··· STUDY MATERIAL
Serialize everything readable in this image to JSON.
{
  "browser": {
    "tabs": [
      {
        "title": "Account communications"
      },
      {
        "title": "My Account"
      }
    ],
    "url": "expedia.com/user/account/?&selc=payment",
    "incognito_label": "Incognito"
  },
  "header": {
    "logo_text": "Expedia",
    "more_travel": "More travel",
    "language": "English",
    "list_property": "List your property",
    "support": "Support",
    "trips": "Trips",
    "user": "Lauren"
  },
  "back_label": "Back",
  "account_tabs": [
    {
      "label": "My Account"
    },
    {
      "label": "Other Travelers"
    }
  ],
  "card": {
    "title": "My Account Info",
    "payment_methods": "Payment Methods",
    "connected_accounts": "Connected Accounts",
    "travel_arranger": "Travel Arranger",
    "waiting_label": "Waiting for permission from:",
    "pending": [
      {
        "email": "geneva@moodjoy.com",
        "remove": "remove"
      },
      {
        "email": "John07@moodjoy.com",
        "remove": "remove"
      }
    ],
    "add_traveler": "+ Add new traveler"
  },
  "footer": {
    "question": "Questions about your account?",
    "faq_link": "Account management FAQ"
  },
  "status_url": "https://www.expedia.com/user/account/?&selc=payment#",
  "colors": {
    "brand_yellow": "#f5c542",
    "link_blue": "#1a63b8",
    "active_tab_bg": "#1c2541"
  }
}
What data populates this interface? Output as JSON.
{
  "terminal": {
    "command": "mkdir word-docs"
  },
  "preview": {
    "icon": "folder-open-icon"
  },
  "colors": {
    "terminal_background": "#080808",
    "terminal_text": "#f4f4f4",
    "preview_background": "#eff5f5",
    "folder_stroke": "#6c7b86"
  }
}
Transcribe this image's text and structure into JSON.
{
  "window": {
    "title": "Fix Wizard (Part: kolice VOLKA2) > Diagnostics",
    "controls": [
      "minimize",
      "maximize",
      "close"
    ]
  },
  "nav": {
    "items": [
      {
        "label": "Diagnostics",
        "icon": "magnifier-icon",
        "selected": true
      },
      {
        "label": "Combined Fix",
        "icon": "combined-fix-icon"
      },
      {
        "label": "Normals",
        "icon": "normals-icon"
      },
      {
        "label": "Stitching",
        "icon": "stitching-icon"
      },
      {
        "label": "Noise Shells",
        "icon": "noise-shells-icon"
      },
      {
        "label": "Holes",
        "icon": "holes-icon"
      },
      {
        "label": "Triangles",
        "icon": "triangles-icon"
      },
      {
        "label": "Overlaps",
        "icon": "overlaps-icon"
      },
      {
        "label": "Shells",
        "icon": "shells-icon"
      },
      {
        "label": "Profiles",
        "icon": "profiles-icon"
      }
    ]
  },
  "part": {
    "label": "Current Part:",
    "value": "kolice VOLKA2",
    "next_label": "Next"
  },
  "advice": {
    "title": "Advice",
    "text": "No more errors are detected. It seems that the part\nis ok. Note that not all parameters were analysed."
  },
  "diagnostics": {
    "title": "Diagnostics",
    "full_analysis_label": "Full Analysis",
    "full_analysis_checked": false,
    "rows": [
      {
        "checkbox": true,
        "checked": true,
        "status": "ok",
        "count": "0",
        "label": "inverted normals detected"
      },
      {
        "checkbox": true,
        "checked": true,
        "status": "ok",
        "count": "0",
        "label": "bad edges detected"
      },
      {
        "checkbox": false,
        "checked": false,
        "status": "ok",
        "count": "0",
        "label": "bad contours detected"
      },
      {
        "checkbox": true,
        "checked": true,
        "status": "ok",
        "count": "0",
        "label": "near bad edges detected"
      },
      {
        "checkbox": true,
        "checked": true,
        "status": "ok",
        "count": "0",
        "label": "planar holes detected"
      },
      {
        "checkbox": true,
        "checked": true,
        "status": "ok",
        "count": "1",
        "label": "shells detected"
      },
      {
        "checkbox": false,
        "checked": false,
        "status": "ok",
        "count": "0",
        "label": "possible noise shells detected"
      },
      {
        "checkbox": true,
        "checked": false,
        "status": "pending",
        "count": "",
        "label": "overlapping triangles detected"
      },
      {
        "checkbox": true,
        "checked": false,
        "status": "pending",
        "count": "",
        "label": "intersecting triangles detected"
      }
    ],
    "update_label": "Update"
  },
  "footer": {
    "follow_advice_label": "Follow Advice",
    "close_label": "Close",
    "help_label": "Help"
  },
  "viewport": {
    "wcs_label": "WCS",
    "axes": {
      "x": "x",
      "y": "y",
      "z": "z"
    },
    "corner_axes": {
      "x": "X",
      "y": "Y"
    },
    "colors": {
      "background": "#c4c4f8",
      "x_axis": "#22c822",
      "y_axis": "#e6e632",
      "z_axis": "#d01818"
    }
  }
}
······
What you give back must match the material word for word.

### OUTPUT OF THE TASK
Serialize everything readable in this image to JSON.
{
  "browser": {
    "tabs": [
      {
        "title": "Account communications"
      },
      {
        "title": "My Account"
      }
    ],
    "url": "expedia.com/user/account/?&selc=payment",
    "incognito_label": "Incognito"
  },
  "header": {
    "logo_text": "Expedia",
    "more_travel": "More travel",
    "language": "English",
    "list_property": "List your property",
    "support": "Support",
    "trips": "Trips",
    "user": "Lauren"
  },
  "back_label": "Back",
  "account_tabs": [
    {
      "label": "My Account"
    },
    {
      "label": "Other Travelers"
    }
  ],
  "card": {
    "title": "My Account Info",
    "payment_methods": "Payment Methods",
    "connected_accounts": "Connected Accounts",
    "travel_arranger": "Travel Arranger",
    "waiting_label": "Waiting for permission from:",
    "pending": [
      {
        "email": "geneva@moodjoy.com",
        "remove": "remove"
      },
      {
        "email": "John07@moodjoy.com",
        "remove": "remove"
      }
    ],
    "add_traveler": "+ Add new traveler"
  },
  "footer": {
    "question": "Questions about your account?",
    "faq_link": "Account management FAQ"
  },
  "status_url": "https://www.expedia.com/user/account/?&selc=payment#",
  "colors": {
    "brand_yellow": "#f5c542",
    "link_blue": "#1a63b8",
    "active_tab_bg": "#1c2541"
  }
}
What data populates this interface? Output as JSON.
{
  "terminal": {
    "command": "mkdir word-docs"
  },
  "preview": {
    "icon": "folder-open-icon"
  },
  "colors": {
    "terminal_background": "#080808",
    "terminal_text": "#f4f4f4",
    "preview_background": "#eff5f5",
    "folder_stroke": "#6c7b86"
  }
}
Transcribe this image's text and structure into JSON.
{
  "window": {
    "title": "Fix Wizard (Part: kolice VOLKA2) > Diagnostics",
    "controls": [
      "minimize",
      "maximize",
      "close"
    ]
  },
  "nav": {
    "items": [
      {
        "label": "Diagnostics",
        "icon": "magnifier-icon",
        "selected": true
      },
      {
        "label": "Combined Fix",
        "icon": "combined-fix-icon"
      },
      {
        "label": "Normals",
        "icon": "normals-icon"
      },
      {
        "label": "Stitching",
        "icon": "stitching-icon"
      },
      {
        "label": "Noise Shells",
        "icon": "noise-shells-icon"
      },
      {
        "label": "Holes",
        "icon": "holes-icon"
      },
      {
        "label": "Triangles",
        "icon": "triangles-icon"
      },
      {
        "label": "Overlaps",
        "icon": "overlaps-icon"
      },
      {
        "label": "Shells",
        "icon": "shells-icon"
      },
      {
        "label": "Profiles",
        "icon": "profiles-icon"
      }
    ]
  },
  "part": {
    "label": "Current Part:",
    "value": "kolice VOLKA2",
    "next_label": "Next"
  },
  "advice": {
    "title": "Advice",
    "text": "No more errors are detected. It seems that the part\nis ok. Note that not all parameters were analysed."
  },
  "diagnostics": {
    "title": "Diagnostics",
    "full_analysis_label": "Full Analysis",
    "full_analysis_checked": false,
    "rows": [
      {
        "checkbox": true,
        "checked": true,
        "status": "ok",
        "count": "0",
        "label": "inverted normals detected"
      },
      {
        "checkbox": true,
        "checked": true,
        "status": "ok",
        "count": "0",
        "label": "bad edges detected"
      },
      {
        "checkbox": false,
        "checked": false,
        "status": "ok",
        "count": "0",
        "label": "bad contours detected"
      },
      {
        "checkbox": true,
        "checked": true,
        "status": "ok",
        "count": "0",
        "label": "near bad edges detected"
      },
      {
        "checkbox": true,
        "checked": true,
        "status": "ok",
        "count": "0",
        "label": "planar holes detected"
      },
      {
        "checkbox": true,
        "checked": true,
        "status": "ok",
        "count": "1",
        "label": "shells detected"
      },
      {
        "checkbox": false,
        "checked": false,
        "status": "ok",
        "count": "0",
        "label": "possible noise shells detected"
      },
      {
        "checkbox": true,
        "checked": false,
        "status": "pending",
        "count": "",
        "label": "overlapping triangles detected"
      },
      {
        "checkbox": true,
        "checked": false,
        "status": "pending",
        "count": "",
        "label": "intersecting triangles detected"
      }
    ],
    "update_label": "Update"
  },
  "footer": {
    "follow_advice_label": "Follow Advice",
    "close_label": "Close",
    "help_label": "Help"
  },
  "viewport": {
    "wcs_label": "WCS",
    "axes": {
      "x": "x",
      "y": "y",
      "z": "z"
    },
    "corner_axes": {
      "x": "X",
      "y": "Y"
    },
    "colors": {
      "background": "#c4c4f8",
      "x_axis": "#22c822",
      "y_axis": "#e6e632",
      "z_axis": "#d01818"
    }
  }
}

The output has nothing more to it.